AIM OF THE EXERCISE: Reproduce all the entries exactly and keep the pictures out.

Top of DATA EXTRACTS

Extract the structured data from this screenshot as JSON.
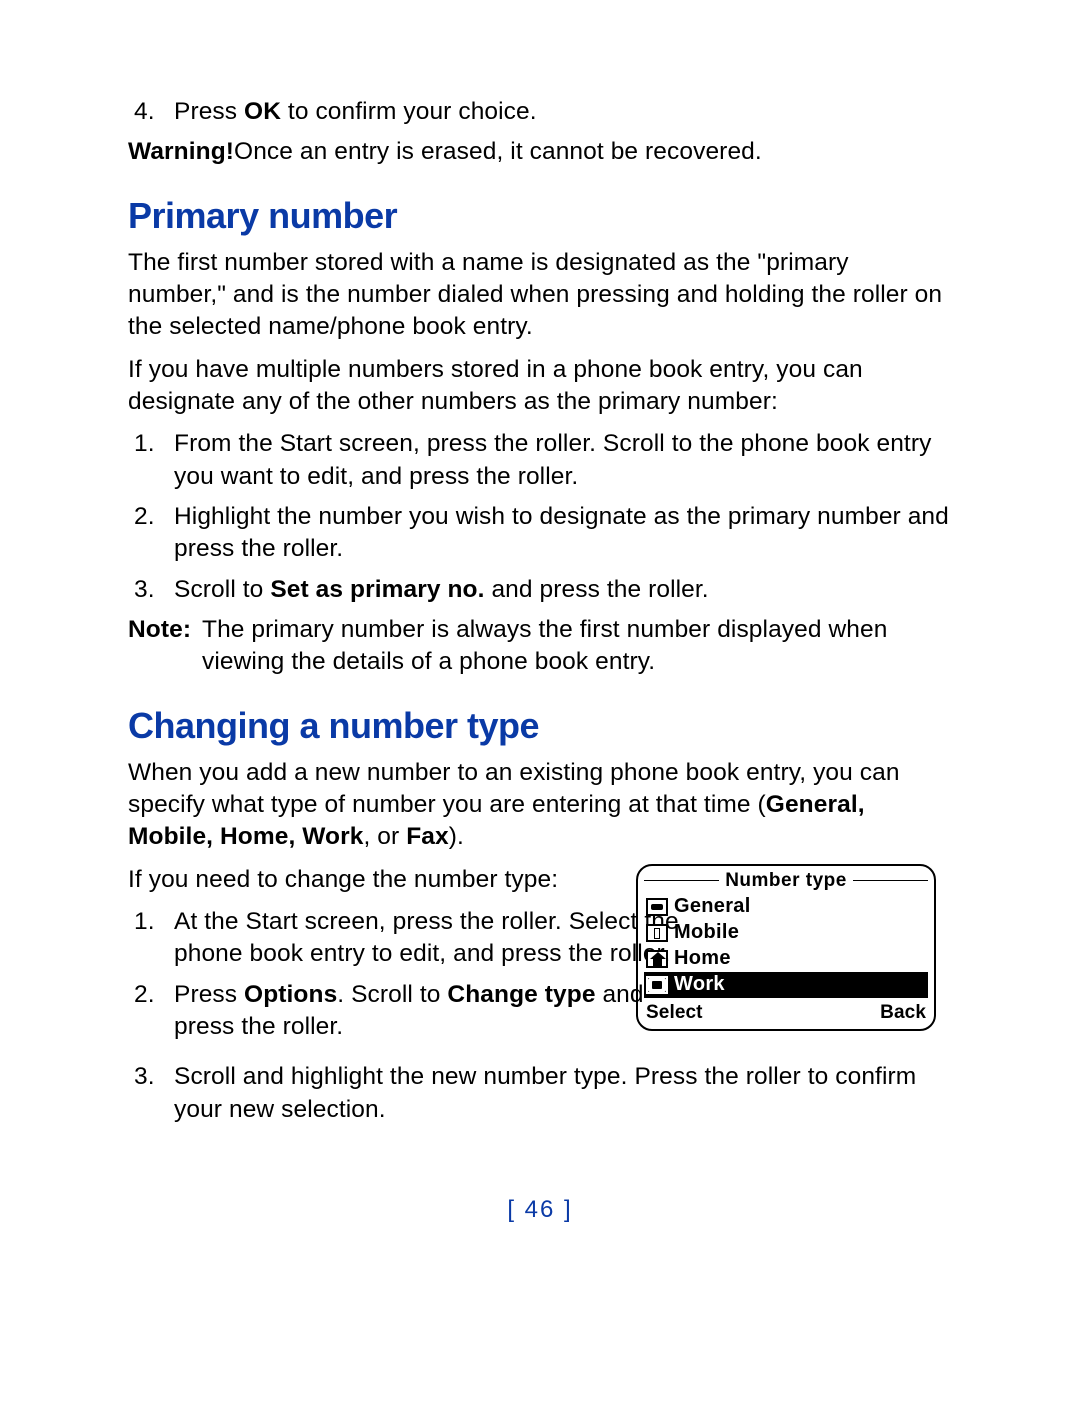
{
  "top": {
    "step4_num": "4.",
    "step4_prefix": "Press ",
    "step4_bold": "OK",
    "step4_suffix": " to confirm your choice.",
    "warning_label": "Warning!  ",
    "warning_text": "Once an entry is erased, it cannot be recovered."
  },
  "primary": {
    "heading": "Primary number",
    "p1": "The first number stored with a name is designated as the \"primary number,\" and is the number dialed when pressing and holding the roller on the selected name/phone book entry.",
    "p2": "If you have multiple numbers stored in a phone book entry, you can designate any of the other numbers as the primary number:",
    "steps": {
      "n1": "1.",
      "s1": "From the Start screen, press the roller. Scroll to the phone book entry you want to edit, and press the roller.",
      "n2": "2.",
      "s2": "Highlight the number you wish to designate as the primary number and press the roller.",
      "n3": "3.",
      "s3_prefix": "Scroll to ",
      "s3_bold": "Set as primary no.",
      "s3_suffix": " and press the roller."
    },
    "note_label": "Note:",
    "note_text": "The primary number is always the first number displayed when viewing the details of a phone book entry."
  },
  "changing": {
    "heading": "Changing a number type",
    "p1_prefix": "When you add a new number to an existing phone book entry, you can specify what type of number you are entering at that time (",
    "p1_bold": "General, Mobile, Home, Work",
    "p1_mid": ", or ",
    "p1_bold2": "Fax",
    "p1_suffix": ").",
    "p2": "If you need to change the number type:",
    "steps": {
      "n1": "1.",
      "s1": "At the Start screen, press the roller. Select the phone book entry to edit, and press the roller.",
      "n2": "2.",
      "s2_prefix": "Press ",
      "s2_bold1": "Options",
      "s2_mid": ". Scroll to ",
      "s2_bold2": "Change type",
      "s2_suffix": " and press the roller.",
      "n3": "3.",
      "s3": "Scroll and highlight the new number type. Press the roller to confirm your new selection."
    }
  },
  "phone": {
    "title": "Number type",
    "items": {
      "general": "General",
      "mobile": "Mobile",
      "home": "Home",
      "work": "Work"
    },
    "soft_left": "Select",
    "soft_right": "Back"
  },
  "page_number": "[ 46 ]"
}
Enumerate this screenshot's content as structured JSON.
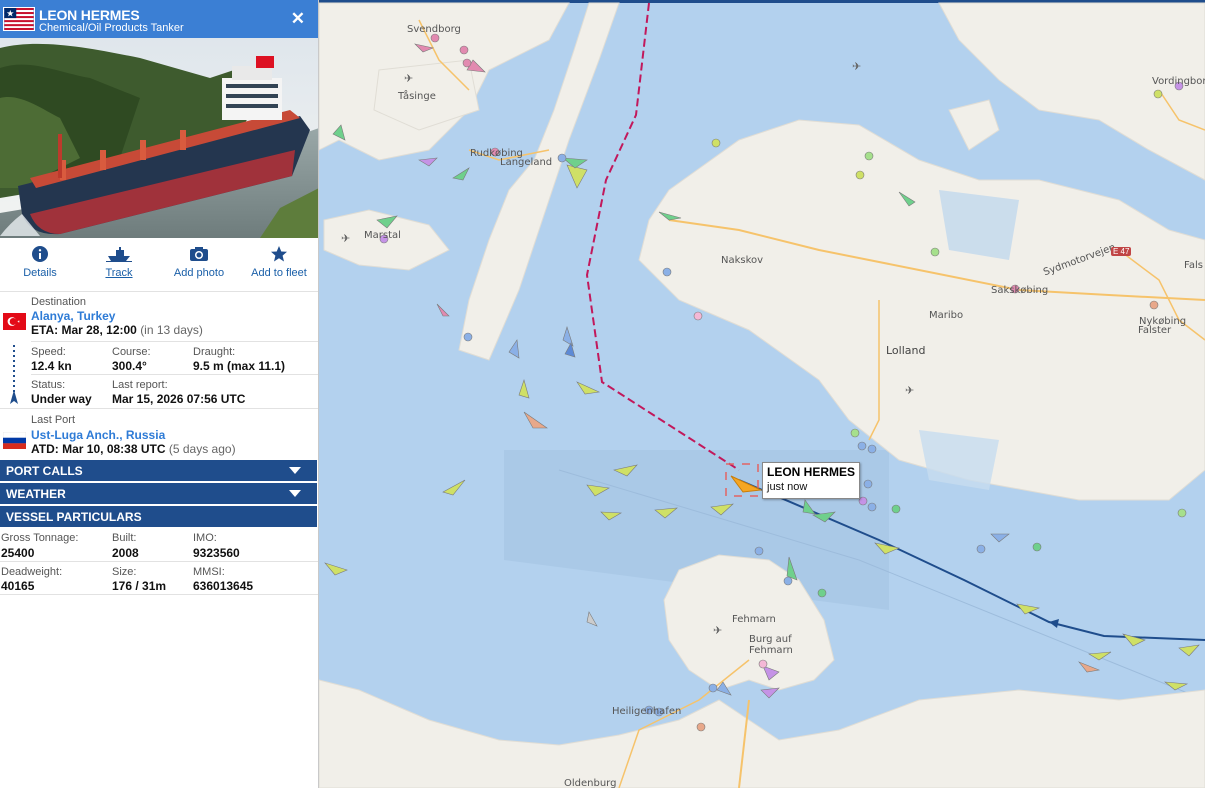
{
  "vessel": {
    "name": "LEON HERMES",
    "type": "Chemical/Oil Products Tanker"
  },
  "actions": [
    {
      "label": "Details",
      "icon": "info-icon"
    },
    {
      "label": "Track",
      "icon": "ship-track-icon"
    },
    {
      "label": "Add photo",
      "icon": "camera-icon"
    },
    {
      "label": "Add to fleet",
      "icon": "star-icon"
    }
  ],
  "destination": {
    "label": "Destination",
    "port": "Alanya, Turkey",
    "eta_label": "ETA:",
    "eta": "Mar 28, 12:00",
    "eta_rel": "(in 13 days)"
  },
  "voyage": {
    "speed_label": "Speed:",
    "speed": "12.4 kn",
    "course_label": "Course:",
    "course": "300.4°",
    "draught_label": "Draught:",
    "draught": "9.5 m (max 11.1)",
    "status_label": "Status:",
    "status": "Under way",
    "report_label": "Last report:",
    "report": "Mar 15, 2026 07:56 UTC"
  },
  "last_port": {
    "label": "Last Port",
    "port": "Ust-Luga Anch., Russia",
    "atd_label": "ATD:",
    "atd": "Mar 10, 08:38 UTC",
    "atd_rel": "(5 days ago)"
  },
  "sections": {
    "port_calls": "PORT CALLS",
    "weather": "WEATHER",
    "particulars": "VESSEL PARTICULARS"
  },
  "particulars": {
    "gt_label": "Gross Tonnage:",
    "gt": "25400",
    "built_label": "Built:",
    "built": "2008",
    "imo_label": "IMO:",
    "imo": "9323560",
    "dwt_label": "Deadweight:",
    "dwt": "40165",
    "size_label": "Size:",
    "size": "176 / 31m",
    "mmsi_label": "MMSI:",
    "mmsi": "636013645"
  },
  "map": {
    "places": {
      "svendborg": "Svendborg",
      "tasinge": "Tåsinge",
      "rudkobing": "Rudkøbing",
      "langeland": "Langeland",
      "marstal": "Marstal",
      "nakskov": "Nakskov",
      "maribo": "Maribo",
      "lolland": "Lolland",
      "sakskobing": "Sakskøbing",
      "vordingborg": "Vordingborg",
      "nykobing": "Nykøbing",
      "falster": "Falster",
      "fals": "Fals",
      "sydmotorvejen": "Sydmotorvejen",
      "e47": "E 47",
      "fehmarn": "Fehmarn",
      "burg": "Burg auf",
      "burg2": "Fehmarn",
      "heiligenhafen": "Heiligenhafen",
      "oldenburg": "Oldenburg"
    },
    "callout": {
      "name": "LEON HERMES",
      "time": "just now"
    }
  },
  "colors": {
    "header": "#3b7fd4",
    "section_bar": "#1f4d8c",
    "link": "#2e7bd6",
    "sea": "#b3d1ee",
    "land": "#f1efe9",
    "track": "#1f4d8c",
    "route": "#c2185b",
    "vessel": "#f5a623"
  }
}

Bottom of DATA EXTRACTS

EXERCISE RESULT:
Extract the structured data from this screenshot as JSON.
{
  "top": {
    "step4_num": "4.",
    "step4_prefix": "Press ",
    "step4_bold": "OK",
    "step4_suffix": " to confirm your choice.",
    "warning_label": "Warning!  ",
    "warning_text": "Once an entry is erased, it cannot be recovered."
  },
  "primary": {
    "heading": "Primary number",
    "p1": "The first number stored with a name is designated as the \"primary number,\" and is the number dialed when pressing and holding the roller on the selected name/phone book entry.",
    "p2": "If you have multiple numbers stored in a phone book entry, you can designate any of the other numbers as the primary number:",
    "steps": {
      "n1": "1.",
      "s1": "From the Start screen, press the roller. Scroll to the phone book entry you want to edit, and press the roller.",
      "n2": "2.",
      "s2": "Highlight the number you wish to designate as the primary number and press the roller.",
      "n3": "3.",
      "s3_prefix": "Scroll to ",
      "s3_bold": "Set as primary no.",
      "s3_suffix": " and press the roller."
    },
    "note_label": "Note:",
    "note_text": "The primary number is always the first number displayed when viewing the details of a phone book entry."
  },
  "changing": {
    "heading": "Changing a number type",
    "p1_prefix": "When you add a new number to an existing phone book entry, you can specify what type of number you are entering at that time (",
    "p1_bold": "General, Mobile, Home, Work",
    "p1_mid": ", or ",
    "p1_bold2": "Fax",
    "p1_suffix": ").",
    "p2": "If you need to change the number type:",
    "steps": {
      "n1": "1.",
      "s1": "At the Start screen, press the roller. Select the phone book entry to edit, and press the roller.",
      "n2": "2.",
      "s2_prefix": "Press ",
      "s2_bold1": "Options",
      "s2_mid": ". Scroll to ",
      "s2_bold2": "Change type",
      "s2_suffix": " and press the roller.",
      "n3": "3.",
      "s3": "Scroll and highlight the new number type. Press the roller to confirm your new selection."
    }
  },
  "phone": {
    "title": "Number type",
    "items": {
      "general": "General",
      "mobile": "Mobile",
      "home": "Home",
      "work": "Work"
    },
    "soft_left": "Select",
    "soft_right": "Back"
  },
  "page_number": "[ 46 ]"
}
Enumerate this screenshot's content as structured JSON.
{
  "vessel": {
    "name": "LEON HERMES",
    "type": "Chemical/Oil Products Tanker"
  },
  "actions": [
    {
      "label": "Details",
      "icon": "info-icon"
    },
    {
      "label": "Track",
      "icon": "ship-track-icon"
    },
    {
      "label": "Add photo",
      "icon": "camera-icon"
    },
    {
      "label": "Add to fleet",
      "icon": "star-icon"
    }
  ],
  "destination": {
    "label": "Destination",
    "port": "Alanya, Turkey",
    "eta_label": "ETA:",
    "eta": "Mar 28, 12:00",
    "eta_rel": "(in 13 days)"
  },
  "voyage": {
    "speed_label": "Speed:",
    "speed": "12.4 kn",
    "course_label": "Course:",
    "course": "300.4°",
    "draught_label": "Draught:",
    "draught": "9.5 m (max 11.1)",
    "status_label": "Status:",
    "status": "Under way",
    "report_label": "Last report:",
    "report": "Mar 15, 2026 07:56 UTC"
  },
  "last_port": {
    "label": "Last Port",
    "port": "Ust-Luga Anch., Russia",
    "atd_label": "ATD:",
    "atd": "Mar 10, 08:38 UTC",
    "atd_rel": "(5 days ago)"
  },
  "sections": {
    "port_calls": "PORT CALLS",
    "weather": "WEATHER",
    "particulars": "VESSEL PARTICULARS"
  },
  "particulars": {
    "gt_label": "Gross Tonnage:",
    "gt": "25400",
    "built_label": "Built:",
    "built": "2008",
    "imo_label": "IMO:",
    "imo": "9323560",
    "dwt_label": "Deadweight:",
    "dwt": "40165",
    "size_label": "Size:",
    "size": "176 / 31m",
    "mmsi_label": "MMSI:",
    "mmsi": "636013645"
  },
  "map": {
    "places": {
      "svendborg": "Svendborg",
      "tasinge": "Tåsinge",
      "rudkobing": "Rudkøbing",
      "langeland": "Langeland",
      "marstal": "Marstal",
      "nakskov": "Nakskov",
      "maribo": "Maribo",
      "lolland": "Lolland",
      "sakskobing": "Sakskøbing",
      "vordingborg": "Vordingborg",
      "nykobing": "Nykøbing",
      "falster": "Falster",
      "fals": "Fals",
      "sydmotorvejen": "Sydmotorvejen",
      "e47": "E 47",
      "fehmarn": "Fehmarn",
      "burg": "Burg auf",
      "burg2": "Fehmarn",
      "heiligenhafen": "Heiligenhafen",
      "oldenburg": "Oldenburg"
    },
    "callout": {
      "name": "LEON HERMES",
      "time": "just now"
    }
  },
  "colors": {
    "header": "#3b7fd4",
    "section_bar": "#1f4d8c",
    "link": "#2e7bd6",
    "sea": "#b3d1ee",
    "land": "#f1efe9",
    "track": "#1f4d8c",
    "route": "#c2185b",
    "vessel": "#f5a623"
  }
}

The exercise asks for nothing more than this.